(Required action): Please repeat exactly the lines from the one containing "Decode this image" through the last line of the records, both included, and nothing else, leaving out any pictures.

*** Material for the task ***

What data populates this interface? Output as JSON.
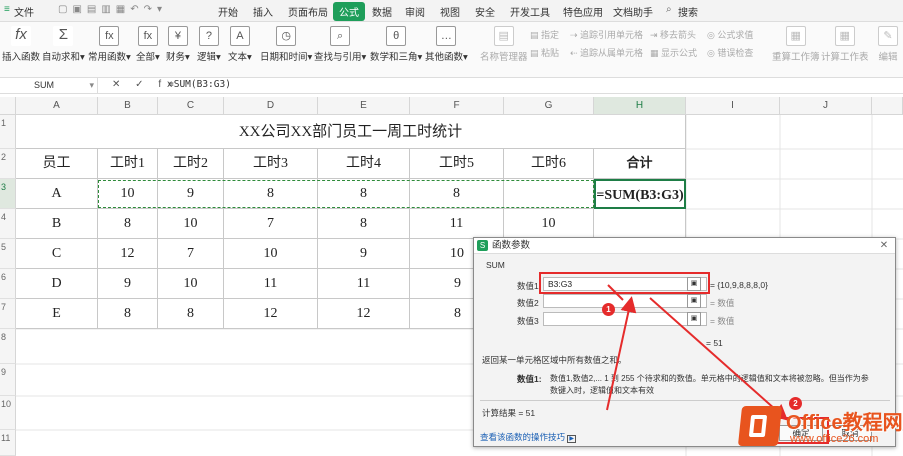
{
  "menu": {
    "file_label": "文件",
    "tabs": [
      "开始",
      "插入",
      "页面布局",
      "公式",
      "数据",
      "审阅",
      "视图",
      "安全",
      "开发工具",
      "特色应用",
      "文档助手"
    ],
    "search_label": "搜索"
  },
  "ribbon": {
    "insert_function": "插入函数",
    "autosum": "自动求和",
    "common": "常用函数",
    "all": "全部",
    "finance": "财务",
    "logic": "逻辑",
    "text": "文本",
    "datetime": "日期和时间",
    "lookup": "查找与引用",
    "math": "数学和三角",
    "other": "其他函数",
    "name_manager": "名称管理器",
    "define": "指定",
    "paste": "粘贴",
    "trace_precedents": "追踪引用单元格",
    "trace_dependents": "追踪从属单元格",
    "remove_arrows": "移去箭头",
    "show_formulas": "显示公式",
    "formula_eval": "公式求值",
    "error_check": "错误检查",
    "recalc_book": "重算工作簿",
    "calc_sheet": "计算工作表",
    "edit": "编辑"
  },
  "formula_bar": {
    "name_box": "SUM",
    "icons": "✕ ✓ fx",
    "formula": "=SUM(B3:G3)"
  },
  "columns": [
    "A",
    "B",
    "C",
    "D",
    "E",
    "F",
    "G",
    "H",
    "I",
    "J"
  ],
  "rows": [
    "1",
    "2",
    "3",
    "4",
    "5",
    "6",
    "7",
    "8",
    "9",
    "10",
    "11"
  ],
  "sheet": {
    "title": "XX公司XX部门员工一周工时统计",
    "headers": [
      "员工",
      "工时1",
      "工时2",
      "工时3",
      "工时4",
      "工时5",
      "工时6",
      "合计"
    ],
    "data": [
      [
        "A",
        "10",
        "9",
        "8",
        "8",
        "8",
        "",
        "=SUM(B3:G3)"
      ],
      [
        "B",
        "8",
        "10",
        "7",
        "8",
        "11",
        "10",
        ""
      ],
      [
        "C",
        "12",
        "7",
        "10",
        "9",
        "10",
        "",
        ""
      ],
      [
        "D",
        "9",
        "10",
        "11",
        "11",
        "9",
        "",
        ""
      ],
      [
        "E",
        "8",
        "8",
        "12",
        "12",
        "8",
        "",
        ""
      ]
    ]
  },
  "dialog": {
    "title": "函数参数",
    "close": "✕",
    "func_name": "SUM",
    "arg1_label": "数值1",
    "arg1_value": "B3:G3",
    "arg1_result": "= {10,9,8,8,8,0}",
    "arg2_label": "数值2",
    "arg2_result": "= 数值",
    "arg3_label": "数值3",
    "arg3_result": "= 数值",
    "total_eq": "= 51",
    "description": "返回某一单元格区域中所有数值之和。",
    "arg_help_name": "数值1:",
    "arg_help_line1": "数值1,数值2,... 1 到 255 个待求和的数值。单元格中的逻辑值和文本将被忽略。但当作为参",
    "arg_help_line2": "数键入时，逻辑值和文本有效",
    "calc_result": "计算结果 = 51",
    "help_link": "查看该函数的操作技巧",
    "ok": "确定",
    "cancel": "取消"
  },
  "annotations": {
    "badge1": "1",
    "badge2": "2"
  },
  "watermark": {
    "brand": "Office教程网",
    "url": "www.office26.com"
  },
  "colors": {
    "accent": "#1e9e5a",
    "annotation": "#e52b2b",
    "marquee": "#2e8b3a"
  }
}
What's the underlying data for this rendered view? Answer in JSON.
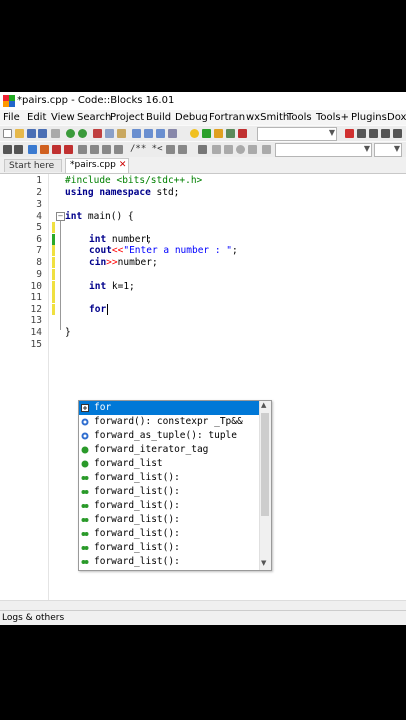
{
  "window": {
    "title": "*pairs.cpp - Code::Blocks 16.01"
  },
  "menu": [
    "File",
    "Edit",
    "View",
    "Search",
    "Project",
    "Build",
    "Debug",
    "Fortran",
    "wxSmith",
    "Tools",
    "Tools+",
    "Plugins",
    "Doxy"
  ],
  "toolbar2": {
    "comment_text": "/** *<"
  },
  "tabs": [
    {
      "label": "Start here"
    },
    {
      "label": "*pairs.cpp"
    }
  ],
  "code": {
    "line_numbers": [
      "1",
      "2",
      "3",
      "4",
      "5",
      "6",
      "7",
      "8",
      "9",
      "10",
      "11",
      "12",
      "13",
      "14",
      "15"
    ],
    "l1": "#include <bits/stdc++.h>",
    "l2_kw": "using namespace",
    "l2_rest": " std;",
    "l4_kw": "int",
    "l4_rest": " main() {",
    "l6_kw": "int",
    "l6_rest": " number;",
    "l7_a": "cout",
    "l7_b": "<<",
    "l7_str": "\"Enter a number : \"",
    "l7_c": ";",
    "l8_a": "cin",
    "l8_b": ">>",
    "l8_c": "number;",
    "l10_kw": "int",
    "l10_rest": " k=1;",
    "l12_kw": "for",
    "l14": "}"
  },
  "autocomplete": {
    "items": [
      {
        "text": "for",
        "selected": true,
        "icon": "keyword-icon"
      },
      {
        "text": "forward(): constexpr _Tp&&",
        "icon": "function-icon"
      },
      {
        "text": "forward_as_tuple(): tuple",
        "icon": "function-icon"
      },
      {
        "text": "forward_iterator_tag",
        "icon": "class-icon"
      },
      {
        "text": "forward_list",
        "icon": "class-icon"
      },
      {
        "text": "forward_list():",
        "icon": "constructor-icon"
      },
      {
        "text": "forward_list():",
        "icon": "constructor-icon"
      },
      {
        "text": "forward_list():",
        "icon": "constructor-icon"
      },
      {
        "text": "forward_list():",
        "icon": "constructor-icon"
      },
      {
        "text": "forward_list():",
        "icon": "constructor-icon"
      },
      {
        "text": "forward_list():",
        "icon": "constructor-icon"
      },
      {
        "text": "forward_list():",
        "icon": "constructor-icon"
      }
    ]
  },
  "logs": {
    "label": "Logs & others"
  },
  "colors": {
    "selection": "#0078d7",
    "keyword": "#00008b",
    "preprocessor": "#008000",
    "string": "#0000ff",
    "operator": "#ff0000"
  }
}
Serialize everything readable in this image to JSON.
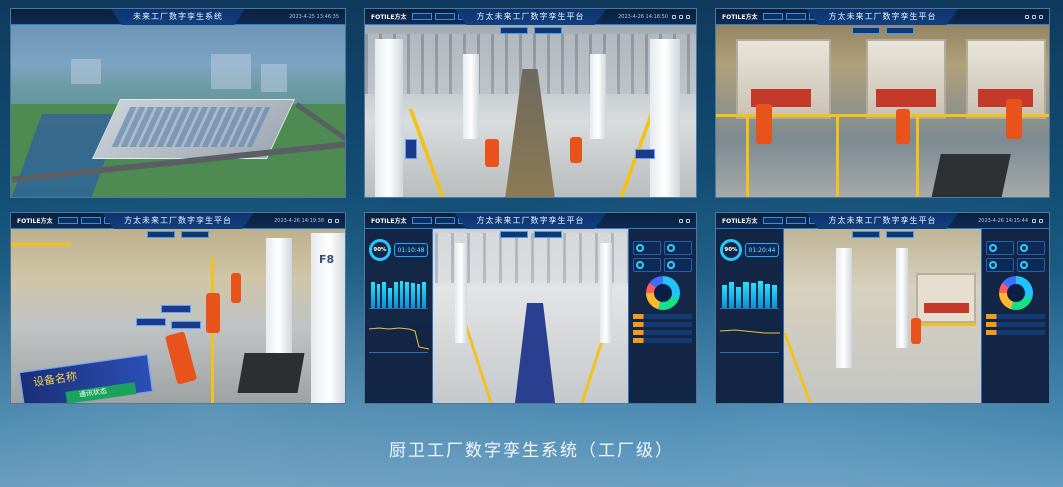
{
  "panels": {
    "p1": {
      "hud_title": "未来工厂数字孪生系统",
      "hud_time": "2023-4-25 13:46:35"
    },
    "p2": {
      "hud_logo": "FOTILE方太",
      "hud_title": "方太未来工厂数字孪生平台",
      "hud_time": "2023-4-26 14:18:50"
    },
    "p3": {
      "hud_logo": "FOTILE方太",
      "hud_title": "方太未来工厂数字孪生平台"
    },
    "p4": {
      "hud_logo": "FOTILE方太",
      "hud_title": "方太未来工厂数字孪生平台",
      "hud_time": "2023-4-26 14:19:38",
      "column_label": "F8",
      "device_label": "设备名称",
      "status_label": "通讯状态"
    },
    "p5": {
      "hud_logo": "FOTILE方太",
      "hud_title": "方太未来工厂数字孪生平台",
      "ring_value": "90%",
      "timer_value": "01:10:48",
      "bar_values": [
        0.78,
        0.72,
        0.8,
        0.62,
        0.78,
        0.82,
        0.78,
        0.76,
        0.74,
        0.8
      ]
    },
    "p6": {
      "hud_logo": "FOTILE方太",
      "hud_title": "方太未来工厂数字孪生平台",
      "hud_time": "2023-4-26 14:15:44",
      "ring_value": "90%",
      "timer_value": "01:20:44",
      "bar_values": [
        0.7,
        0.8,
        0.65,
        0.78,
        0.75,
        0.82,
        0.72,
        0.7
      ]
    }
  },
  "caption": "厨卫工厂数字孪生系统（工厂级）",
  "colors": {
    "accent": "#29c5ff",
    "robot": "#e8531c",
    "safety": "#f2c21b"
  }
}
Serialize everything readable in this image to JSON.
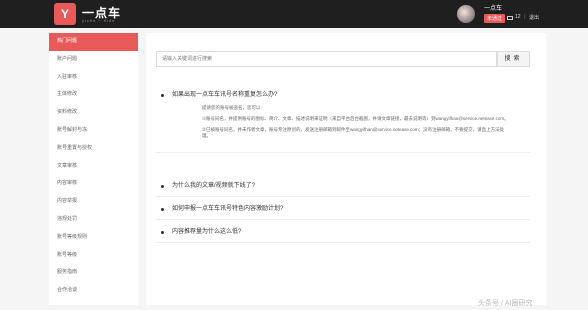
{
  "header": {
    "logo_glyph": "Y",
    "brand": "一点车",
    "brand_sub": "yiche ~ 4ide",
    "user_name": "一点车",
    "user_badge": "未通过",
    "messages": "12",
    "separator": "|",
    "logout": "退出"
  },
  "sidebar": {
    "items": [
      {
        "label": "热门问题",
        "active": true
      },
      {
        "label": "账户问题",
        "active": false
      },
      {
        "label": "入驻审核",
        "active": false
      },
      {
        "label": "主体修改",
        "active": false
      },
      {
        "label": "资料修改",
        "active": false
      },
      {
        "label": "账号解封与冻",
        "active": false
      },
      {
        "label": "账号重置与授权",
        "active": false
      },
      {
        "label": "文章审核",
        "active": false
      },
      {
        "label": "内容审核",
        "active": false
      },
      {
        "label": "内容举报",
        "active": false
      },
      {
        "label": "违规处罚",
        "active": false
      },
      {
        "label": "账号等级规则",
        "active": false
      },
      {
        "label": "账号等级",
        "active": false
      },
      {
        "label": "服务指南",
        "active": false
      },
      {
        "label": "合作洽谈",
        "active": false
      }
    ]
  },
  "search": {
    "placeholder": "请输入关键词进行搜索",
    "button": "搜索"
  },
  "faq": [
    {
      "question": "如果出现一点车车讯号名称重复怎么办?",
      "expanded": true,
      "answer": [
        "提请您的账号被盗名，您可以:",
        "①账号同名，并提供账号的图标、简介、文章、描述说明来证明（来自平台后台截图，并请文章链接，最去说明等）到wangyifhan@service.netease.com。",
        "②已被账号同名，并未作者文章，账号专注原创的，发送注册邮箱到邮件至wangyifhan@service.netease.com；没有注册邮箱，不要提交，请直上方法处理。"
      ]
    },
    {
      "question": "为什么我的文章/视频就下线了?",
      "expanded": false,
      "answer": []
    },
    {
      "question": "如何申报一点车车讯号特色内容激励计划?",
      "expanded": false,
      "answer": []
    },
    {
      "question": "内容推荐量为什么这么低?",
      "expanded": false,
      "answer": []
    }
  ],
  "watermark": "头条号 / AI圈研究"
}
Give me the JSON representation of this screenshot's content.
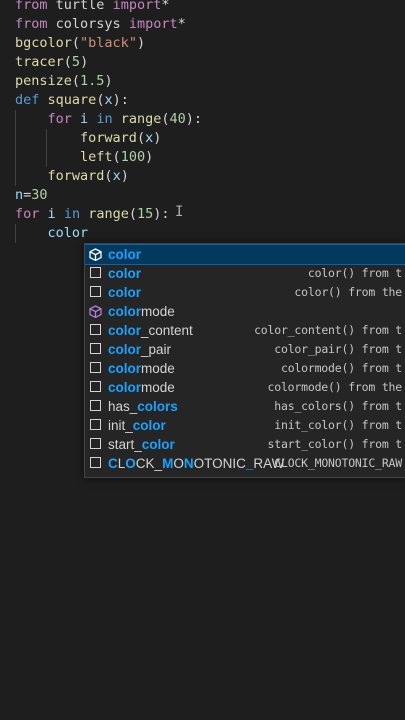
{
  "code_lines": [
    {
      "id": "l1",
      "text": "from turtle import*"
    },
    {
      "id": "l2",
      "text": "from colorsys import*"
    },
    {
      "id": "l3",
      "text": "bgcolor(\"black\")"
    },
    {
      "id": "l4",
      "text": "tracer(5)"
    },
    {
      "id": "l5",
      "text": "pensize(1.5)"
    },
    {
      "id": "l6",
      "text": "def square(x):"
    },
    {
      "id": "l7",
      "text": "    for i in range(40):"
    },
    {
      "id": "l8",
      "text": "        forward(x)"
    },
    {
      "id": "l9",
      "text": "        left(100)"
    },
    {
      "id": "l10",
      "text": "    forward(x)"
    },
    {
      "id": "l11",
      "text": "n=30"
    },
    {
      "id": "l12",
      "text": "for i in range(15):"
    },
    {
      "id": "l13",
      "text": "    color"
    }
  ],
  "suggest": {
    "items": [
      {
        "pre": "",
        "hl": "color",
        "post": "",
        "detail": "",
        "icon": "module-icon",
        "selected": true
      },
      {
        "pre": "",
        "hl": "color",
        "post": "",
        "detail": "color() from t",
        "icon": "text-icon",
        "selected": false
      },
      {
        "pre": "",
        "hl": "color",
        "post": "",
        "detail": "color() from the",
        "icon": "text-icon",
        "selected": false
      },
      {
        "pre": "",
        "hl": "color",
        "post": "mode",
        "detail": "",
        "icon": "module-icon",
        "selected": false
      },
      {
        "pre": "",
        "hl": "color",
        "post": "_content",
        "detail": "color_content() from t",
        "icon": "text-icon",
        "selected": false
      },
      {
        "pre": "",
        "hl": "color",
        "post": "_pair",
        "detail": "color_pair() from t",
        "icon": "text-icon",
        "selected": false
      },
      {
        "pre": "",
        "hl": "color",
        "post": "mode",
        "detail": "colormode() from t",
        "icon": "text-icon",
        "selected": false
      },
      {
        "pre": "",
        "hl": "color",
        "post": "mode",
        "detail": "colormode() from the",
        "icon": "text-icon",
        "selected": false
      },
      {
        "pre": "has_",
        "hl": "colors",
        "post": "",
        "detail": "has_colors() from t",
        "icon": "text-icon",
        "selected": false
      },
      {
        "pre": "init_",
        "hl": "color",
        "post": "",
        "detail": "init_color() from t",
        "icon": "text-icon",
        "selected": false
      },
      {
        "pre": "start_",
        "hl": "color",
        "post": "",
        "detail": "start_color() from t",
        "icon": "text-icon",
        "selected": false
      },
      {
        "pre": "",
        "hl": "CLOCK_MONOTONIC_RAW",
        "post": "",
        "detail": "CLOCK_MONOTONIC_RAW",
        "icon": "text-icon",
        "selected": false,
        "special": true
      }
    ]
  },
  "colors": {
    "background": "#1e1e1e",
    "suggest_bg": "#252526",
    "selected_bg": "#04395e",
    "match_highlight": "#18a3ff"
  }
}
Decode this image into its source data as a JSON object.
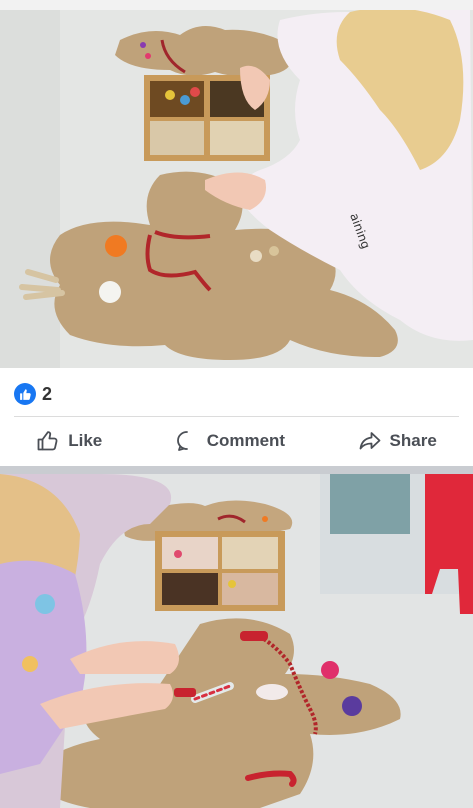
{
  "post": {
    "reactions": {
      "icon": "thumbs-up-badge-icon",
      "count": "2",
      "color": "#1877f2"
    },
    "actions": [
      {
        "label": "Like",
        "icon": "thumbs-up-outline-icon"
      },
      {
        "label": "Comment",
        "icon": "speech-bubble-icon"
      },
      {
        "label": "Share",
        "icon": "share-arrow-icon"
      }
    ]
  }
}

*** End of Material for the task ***

(Response box):
Decode this image into its source data as a JSON object.
{
  "post": {
    "reactions": {
      "icon": "thumbs-up-badge-icon",
      "count": "2",
      "color": "#1877f2"
    },
    "actions": [
      {
        "label": "Like",
        "icon": "thumbs-up-outline-icon"
      },
      {
        "label": "Comment",
        "icon": "speech-bubble-icon"
      },
      {
        "label": "Share",
        "icon": "share-arrow-icon"
      }
    ]
  }
}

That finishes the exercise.